You are making a mistake in booking your work travel on booking.com. Booking.com takes a cut out of the rate and therefore the hotel is not really interested in helping you.
The best way is to book directly with chain hotels. (Almost all the chain hotels guarantee that the rate they offer directly cannot be beaten by buying the same room elsewhere.) The advantages are, first, you get points that you can spend on your own leisure stays. Second, you get status points for each night. Third, if you already have status with the chain, this will be recognized, which it will not be if you buy from booking.com.

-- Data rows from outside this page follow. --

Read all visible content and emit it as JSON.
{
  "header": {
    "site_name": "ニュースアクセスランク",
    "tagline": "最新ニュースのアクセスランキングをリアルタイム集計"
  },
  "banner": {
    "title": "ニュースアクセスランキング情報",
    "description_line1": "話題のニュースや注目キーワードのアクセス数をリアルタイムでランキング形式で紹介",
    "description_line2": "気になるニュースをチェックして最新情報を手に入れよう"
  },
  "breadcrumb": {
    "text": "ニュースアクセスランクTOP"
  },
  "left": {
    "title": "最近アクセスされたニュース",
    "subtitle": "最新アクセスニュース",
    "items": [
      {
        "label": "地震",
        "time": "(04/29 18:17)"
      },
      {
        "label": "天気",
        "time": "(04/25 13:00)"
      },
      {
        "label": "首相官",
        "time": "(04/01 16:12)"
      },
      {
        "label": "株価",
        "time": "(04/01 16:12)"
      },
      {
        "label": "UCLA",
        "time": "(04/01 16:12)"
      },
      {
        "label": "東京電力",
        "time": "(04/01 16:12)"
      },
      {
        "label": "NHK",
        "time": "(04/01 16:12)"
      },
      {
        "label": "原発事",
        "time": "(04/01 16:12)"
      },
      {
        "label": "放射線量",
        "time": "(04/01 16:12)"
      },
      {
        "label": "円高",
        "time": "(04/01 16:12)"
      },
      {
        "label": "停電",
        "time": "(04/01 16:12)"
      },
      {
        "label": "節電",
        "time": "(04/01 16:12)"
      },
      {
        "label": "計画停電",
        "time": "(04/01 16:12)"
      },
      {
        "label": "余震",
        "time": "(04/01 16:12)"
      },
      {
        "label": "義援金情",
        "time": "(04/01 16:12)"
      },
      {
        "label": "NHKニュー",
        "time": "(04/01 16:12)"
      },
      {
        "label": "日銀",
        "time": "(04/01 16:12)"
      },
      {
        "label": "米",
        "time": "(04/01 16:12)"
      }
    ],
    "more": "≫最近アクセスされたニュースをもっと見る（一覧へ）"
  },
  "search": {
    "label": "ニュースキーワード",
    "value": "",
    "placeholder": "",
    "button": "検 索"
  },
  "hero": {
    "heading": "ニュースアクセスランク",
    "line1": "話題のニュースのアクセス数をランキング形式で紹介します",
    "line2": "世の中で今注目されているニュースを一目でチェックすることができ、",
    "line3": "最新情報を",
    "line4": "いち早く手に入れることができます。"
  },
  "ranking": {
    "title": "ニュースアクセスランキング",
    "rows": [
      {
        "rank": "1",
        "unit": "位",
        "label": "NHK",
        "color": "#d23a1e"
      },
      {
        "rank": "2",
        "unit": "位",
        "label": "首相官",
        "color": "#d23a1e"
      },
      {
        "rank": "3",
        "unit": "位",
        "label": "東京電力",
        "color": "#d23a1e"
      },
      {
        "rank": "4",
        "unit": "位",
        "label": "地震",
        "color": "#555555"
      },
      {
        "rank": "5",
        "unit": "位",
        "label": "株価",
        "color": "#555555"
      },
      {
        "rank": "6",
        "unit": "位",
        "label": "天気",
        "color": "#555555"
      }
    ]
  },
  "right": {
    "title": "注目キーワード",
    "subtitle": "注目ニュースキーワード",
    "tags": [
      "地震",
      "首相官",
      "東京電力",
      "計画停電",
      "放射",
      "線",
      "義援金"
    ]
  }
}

Once you have stayed ten nights or so, the chain will know that your business is of value to them, and therefore the hotel will, 99% of the time, put you in a good room.
So to answer your question, "how are the rooms allocated?": the hotel will know that a frequent customer is checking in later, therefore it is important to ensure that customer gets a good room. If the hotel has oversold the cheaper rooms, then our regular customer will be first in line to be upgraded to a better room, to make room for the booking.com customers.
(Yes; of course you should interact with the receptionist. If you are in Vegas, throw in a 40 USD "tip" will often get you a very nice upgrade. But I would not try that in Europe.)
I do most of my travel in IHG hotels (Crowne Plaza, Holiday Inn, Holiday Inn Express, Hotel Indigo). Through this, I have IHG Platinum status. I usually buy the cheapest room available with a double bed; yet I am upgraded to a junior suite or a club room with I guess 60% rate. Very rarely do I get put into a terrible room. If this happens I ask to see the manager, and if that doesn't work, I complain to IHG central customer care!
IHG has its pluses and minuses, like all chains, so you should research what kind of prices and, in particular, locations you are willing to tolerate. There is usually a shortage of the cheaper Holiday Inn properties in the centre of major cities, for example. Club Accor has a good chain with a very wide selection: you can always count on an Ibis being in the centre of town. Hilton would be my number two choice though for other reasons I will not get into.
If you will not meet the 60 nights per year or so required to be a "serious" customer, you can jump to a reasonable status grade by taking out the appropriate credit card. I know, for instance, that the current UK-issued IHG Visa card comes with IHG Platinum status for £99 per year, and comes with a 60,000 point welcome bonus (probably worth £300 if spent carefully). American Express Platinum (UK edition) comes with a number of high-status hotel cards as well, but the annual fee is an eye-watering £450/year. However, if you are really travelling around a lot, it might be worth the downpayment to make your business life a bit easier.
(This is not financial advice, you should investigate the options carefully before taking out any kind of credit card.)